§ WHAT YOU HAVE TO DO:
Go line by line through the records and tally those that include "explorer". Respond with the tally only.

§ INFORMATION PROVIDED:
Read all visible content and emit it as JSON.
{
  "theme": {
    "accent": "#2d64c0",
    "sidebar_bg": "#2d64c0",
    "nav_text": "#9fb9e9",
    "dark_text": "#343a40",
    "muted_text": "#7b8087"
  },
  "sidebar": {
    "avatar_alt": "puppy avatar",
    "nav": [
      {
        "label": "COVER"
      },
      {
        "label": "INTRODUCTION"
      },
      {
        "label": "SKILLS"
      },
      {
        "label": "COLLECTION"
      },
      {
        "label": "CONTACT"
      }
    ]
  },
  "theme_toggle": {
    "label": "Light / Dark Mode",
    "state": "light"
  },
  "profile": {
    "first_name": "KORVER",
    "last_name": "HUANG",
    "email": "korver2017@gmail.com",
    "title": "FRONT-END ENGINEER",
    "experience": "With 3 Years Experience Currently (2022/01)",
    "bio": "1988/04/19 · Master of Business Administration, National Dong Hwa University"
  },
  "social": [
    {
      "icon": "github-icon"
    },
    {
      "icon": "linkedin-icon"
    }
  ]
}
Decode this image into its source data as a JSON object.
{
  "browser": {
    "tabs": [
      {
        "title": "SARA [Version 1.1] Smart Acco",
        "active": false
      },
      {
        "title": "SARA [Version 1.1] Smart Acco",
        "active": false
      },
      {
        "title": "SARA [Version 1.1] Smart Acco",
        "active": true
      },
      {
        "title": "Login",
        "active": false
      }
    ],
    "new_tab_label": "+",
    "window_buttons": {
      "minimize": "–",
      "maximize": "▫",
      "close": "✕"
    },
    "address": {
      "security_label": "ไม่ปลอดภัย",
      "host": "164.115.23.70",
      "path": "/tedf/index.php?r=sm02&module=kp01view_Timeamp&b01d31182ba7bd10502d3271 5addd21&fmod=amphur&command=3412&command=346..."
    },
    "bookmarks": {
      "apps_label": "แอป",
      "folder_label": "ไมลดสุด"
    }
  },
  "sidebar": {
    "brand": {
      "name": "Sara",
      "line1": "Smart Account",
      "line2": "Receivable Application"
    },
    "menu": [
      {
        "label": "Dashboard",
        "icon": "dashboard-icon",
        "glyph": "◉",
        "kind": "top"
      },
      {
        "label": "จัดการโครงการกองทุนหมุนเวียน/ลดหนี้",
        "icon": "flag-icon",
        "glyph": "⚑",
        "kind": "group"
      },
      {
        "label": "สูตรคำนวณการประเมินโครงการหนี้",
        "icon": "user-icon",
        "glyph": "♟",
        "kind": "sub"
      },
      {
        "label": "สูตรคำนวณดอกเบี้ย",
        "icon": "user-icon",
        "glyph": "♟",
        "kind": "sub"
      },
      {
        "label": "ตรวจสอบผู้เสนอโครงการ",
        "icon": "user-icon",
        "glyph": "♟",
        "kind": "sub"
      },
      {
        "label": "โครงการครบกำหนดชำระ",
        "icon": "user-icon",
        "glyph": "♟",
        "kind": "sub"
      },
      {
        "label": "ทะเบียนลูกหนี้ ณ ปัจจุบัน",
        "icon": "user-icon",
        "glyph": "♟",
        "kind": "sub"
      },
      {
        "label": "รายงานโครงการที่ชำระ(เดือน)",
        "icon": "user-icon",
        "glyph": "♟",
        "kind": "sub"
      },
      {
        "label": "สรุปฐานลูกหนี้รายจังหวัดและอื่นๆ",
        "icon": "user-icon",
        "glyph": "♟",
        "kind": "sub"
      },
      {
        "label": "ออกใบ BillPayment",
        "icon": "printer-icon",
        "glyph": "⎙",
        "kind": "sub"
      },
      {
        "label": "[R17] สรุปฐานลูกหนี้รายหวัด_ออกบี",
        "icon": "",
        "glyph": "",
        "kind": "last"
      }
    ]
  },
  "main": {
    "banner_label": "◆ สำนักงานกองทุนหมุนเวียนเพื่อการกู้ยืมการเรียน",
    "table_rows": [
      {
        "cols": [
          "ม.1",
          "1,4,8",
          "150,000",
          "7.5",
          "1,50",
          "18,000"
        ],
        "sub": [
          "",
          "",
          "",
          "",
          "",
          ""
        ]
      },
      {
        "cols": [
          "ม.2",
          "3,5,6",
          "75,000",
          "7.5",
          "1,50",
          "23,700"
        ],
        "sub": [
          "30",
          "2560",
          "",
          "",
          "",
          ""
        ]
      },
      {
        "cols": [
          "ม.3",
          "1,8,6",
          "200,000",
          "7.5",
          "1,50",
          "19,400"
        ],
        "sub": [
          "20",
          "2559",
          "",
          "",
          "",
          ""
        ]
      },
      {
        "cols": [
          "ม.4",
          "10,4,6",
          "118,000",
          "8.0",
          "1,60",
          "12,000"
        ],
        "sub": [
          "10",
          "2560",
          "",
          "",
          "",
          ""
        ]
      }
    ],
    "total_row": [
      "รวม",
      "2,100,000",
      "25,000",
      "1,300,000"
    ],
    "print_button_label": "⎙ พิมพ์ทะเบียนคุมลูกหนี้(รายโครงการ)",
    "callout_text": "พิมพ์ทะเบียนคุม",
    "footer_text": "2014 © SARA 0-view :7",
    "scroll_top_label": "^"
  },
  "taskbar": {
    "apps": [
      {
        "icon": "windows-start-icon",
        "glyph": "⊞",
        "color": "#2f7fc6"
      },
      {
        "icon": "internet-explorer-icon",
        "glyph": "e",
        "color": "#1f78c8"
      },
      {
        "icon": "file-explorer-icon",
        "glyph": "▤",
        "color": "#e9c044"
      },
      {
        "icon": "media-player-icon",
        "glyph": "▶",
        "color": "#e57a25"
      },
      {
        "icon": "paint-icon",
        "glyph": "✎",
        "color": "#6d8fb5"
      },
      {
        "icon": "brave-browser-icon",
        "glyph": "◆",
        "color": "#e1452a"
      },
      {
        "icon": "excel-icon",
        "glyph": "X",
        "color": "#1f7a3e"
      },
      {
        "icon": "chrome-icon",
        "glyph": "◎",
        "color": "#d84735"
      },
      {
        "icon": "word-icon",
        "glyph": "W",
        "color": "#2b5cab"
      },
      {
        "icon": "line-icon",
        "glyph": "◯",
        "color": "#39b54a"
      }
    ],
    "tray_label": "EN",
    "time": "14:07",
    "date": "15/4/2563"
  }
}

§ TASK SOLUTION:
2